The towns around Calgary are often admired for their relaxed pace and laidback lifestyle, but for those in buying or selling a home in Airdrie, Cochrane and Okotoks, the last three months have been anything but.
A result of gains in the single-family homes sector, the three communities all recorded the highest third-quarter sales activity on record.
“The entire region has benefited from the economic prosperity, as employment gains and stronger than expected net migration has supported housing demand,” said Ann-Marie Lurie, CREB®’s chief economist.
In Airdrie, sales growth surged in the third quarter, as the level of new listings significantly improved. Rising by nearly 40 per cent over the third quarter of 2012, sales in the city reached 393 units between July and September. Year-to-date, sales are up by 13.5 per cent over 2012, despite only a slight rise (1.8 per cent) in listings.
“We are in a fortunate position,” said Kent Rupert, team leader at Airdrie Economic Development. “We are getting a number of residents, which also helps bring in industrial and commercial [development], because we do have the workforce there. I think the other thing is we are seeing an uptick on some industrial and professional services coming in. Everyone assumes that everyone commutes to Calgary, but I think we’re finding more residents moving in and working in Airdrie or starting businesses here.”
A key factor in the rise in sales seen outside of Calgary is the relative affordability that can be found in those markets. As of September, a typical single family home in surrounding towns reached $351,400, a year-over-year increase of five per cent. Meanwhile, Calgary single-family homes benchmark prices totaled $463,700 in September, a seven per cent increase over the previous year.

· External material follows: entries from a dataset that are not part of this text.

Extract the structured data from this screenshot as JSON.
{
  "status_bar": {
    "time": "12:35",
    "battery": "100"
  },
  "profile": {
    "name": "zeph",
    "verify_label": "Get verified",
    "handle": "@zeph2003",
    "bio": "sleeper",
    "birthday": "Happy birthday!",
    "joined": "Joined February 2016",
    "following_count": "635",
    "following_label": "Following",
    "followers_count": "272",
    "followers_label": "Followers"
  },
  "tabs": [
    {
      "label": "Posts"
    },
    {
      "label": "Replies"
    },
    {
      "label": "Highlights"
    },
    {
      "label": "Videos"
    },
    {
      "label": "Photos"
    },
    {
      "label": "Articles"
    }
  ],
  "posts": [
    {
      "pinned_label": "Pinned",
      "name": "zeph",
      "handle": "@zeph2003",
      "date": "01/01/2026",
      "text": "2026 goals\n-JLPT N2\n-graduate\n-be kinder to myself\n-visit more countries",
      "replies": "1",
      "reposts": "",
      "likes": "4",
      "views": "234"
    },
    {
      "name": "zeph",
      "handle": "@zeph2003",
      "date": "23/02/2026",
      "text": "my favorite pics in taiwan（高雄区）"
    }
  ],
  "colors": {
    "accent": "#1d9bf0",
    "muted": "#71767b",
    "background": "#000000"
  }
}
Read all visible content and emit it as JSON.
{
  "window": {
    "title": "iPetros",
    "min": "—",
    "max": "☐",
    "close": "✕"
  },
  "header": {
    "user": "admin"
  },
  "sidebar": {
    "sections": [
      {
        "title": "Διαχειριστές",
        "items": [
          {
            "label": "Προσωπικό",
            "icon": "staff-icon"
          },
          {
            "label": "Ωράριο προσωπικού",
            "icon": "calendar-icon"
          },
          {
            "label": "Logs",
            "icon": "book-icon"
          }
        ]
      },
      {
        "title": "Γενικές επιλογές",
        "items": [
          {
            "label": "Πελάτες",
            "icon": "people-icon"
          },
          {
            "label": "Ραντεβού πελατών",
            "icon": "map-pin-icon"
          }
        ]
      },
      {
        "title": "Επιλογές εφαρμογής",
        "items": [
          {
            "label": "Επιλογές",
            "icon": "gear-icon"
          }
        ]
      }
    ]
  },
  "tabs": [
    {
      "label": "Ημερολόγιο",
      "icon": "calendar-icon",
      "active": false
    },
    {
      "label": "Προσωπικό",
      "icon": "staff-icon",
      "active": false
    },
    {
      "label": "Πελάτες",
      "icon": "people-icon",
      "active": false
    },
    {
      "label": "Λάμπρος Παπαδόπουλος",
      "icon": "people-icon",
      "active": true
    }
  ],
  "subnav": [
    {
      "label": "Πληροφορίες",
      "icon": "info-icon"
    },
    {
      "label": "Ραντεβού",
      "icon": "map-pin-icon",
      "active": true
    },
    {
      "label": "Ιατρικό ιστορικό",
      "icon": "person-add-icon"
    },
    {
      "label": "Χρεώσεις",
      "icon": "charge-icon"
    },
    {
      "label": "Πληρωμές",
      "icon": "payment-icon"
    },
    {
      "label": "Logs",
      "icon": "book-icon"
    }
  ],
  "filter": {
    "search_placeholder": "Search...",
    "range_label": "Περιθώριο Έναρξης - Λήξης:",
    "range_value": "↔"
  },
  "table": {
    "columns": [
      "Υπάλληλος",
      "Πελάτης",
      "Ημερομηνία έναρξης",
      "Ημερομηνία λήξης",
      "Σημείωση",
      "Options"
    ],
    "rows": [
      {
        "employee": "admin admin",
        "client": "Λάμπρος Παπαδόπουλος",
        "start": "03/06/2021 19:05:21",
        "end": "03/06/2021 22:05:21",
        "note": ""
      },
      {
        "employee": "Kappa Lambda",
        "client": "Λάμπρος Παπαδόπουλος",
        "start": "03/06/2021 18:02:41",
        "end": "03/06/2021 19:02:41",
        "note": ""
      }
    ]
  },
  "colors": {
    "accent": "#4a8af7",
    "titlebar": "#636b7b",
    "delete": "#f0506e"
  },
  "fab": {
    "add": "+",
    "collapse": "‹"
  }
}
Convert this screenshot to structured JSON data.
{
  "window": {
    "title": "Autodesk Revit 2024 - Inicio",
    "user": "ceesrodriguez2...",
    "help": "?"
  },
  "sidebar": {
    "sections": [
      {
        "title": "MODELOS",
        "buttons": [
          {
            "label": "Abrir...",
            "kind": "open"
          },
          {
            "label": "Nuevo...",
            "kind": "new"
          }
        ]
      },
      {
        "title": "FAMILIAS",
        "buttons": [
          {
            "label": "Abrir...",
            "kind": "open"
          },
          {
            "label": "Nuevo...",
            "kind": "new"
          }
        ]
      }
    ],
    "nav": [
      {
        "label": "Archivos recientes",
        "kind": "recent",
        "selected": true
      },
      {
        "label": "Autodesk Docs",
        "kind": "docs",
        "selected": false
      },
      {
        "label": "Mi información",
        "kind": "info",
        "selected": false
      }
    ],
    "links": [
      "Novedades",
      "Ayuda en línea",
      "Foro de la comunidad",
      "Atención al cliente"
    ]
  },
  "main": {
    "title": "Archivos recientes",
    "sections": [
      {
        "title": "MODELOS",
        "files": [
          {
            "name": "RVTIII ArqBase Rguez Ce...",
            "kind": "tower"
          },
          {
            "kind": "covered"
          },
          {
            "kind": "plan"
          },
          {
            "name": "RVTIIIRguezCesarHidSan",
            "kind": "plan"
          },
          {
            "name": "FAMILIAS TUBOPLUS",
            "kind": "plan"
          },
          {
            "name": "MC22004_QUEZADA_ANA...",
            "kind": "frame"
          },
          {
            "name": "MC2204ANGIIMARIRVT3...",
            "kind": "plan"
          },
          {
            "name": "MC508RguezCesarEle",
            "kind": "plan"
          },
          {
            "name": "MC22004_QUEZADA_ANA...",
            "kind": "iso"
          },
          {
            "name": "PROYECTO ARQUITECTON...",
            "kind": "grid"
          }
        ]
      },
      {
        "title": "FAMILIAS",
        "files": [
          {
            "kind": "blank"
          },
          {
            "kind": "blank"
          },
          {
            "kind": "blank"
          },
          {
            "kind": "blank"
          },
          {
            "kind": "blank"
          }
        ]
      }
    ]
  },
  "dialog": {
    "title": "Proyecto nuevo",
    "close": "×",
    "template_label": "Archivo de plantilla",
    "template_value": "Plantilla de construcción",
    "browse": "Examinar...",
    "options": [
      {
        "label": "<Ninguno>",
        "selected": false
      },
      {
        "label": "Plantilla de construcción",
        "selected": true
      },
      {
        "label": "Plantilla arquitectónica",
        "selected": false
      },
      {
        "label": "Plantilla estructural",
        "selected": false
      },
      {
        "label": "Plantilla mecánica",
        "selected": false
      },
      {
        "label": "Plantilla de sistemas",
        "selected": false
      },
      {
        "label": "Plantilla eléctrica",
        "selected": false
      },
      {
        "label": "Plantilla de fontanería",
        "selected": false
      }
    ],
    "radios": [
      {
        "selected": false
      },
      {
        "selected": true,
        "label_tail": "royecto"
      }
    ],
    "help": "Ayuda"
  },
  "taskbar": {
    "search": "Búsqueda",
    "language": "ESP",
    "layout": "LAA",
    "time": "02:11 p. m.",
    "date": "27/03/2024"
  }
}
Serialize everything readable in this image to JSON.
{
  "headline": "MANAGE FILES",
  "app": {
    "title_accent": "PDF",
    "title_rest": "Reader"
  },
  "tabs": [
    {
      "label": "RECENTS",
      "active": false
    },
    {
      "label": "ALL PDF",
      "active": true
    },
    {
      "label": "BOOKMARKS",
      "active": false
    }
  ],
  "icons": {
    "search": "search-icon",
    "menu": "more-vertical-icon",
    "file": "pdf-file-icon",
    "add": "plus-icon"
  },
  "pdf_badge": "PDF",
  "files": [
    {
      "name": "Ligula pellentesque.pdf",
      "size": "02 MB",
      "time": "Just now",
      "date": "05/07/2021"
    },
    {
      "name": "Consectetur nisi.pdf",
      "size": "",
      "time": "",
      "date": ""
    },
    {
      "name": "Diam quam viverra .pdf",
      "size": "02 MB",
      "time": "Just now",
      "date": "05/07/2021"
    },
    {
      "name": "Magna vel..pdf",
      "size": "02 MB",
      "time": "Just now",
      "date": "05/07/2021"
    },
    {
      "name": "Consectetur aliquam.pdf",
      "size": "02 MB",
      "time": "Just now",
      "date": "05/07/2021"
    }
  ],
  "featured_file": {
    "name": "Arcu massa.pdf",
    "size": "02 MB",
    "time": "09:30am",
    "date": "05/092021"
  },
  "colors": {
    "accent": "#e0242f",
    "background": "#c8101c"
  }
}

“Affordability and lifestyle preference play a significant role for consumers considering surrounding communities,” said CREB® president Becky Walters. “These areas tend to provide single-family homes that offer more features at a lower cost than what can be found in the city.”
In Okotoks, third-quarter sales were up by 28 per cent over the same period in 2012, with 211 homes changing hands between July and September. The rise came despite a significant decrease in the number of homes on the market, as new listing in the town dropped by 9.47 per cent compared to 2012.
“In surrounding areas, sales growth has outpaced the level of new listings and this has placed downward pressure on inventories, while supporting price gains. However, price levels remain significantly lower than those in the city and are growing at a slower pace,” said Lurie.
Single-family benchmark prices in Okotoks averaged $388,933 in the third quarter, a four per cent increase over the third quarter of 2012.
Sales in Cochrane totaled 441 units, a seven per cent increase relative to 2012. However, Cochrane’s new home listings increased significantly, preventing erosion of inventory levels there compared to the other towns. New product sales accounted for 20 per cent of the transactions recorded in Cochrane, higher than Airdrie, Okotoks and Calgary. Pricing for a single family home in Cochrane averaged $405,933, a five per cent increase over the previous year.
Weaker activity in High River following the floods did not outweigh the aggregate gains recorded in the surrounding towns. Sales in surrounding towns totaled to 1,288 units, 22 per cent higher than third-quarter sales in 2012. Tight rental market conditions, combined with declining supply of affordable single-family homes in Calgary, supported growth in surrounding communities. The additional demand occurred as a result of the flood, further boosting growth in the typically more affordable bedroom communities.
Towns Quarterly Report – CREB®